> PROBLEM TO SOLVE: Retype every record exactly. Skip the images.

> Records drawn from a dataset:
══════
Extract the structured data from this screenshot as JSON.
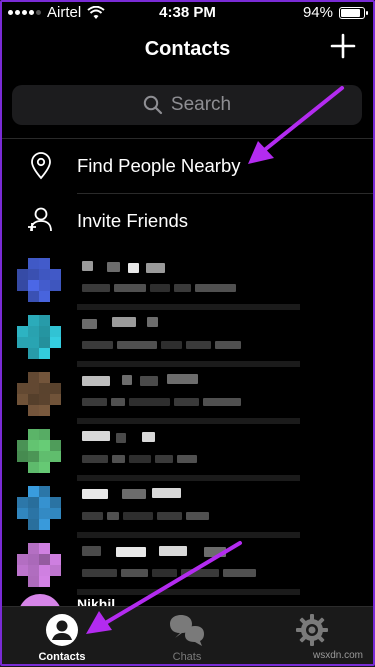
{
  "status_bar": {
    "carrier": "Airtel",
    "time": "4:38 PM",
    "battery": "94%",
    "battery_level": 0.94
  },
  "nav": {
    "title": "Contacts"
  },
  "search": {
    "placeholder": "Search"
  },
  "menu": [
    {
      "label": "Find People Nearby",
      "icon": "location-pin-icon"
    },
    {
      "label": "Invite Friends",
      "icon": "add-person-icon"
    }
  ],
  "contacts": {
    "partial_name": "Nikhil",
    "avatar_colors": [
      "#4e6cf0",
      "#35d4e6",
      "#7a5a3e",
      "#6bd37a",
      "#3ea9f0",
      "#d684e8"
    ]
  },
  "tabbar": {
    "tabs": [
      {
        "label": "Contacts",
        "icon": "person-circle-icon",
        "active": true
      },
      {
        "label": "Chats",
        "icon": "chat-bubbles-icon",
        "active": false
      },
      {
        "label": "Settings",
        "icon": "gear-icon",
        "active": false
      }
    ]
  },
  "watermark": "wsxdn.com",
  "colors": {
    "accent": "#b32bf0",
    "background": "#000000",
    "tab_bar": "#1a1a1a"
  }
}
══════
> OUTPUT BELOW:
Extract the structured data from this screenshot as JSON.
{
  "status_bar": {
    "carrier": "Airtel",
    "time": "4:38 PM",
    "battery": "94%",
    "battery_level": 0.94
  },
  "nav": {
    "title": "Contacts"
  },
  "search": {
    "placeholder": "Search"
  },
  "menu": [
    {
      "label": "Find People Nearby",
      "icon": "location-pin-icon"
    },
    {
      "label": "Invite Friends",
      "icon": "add-person-icon"
    }
  ],
  "contacts": {
    "partial_name": "Nikhil",
    "avatar_colors": [
      "#4e6cf0",
      "#35d4e6",
      "#7a5a3e",
      "#6bd37a",
      "#3ea9f0",
      "#d684e8"
    ]
  },
  "tabbar": {
    "tabs": [
      {
        "label": "Contacts",
        "icon": "person-circle-icon",
        "active": true
      },
      {
        "label": "Chats",
        "icon": "chat-bubbles-icon",
        "active": false
      },
      {
        "label": "Settings",
        "icon": "gear-icon",
        "active": false
      }
    ]
  },
  "watermark": "wsxdn.com",
  "colors": {
    "accent": "#b32bf0",
    "background": "#000000",
    "tab_bar": "#1a1a1a"
  }
}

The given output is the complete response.